TRY IT: Copy out all the lines of the data that hold the word "Graph".

[RECORDS FOR THIS TASK Boundary: Start]

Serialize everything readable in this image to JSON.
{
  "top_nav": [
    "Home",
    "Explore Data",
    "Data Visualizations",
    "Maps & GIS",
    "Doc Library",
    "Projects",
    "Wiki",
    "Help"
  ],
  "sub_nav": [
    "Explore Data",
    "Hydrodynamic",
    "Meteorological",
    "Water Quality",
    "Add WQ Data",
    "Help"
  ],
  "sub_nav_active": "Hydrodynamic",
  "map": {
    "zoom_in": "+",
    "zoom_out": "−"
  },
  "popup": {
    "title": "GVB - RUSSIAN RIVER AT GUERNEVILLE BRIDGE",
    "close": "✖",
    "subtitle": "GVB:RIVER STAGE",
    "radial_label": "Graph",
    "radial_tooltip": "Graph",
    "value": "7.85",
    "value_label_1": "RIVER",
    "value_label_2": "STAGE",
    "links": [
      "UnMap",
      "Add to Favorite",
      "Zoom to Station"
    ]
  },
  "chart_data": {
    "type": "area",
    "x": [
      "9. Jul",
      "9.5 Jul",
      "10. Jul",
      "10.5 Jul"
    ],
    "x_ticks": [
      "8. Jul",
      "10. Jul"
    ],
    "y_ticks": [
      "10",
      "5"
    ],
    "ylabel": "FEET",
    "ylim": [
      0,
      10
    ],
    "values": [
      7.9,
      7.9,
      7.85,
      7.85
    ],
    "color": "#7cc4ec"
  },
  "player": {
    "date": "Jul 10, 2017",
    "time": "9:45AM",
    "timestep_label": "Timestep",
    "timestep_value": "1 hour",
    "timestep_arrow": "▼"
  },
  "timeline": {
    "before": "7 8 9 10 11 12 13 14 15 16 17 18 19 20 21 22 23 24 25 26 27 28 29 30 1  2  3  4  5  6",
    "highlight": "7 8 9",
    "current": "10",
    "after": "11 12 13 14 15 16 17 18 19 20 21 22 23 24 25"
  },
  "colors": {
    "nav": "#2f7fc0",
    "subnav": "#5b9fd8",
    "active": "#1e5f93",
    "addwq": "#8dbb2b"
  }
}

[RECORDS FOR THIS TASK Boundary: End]

FINISHED EXERCISE:
    "radial_label": "Graph",
    "radial_tooltip": "Graph",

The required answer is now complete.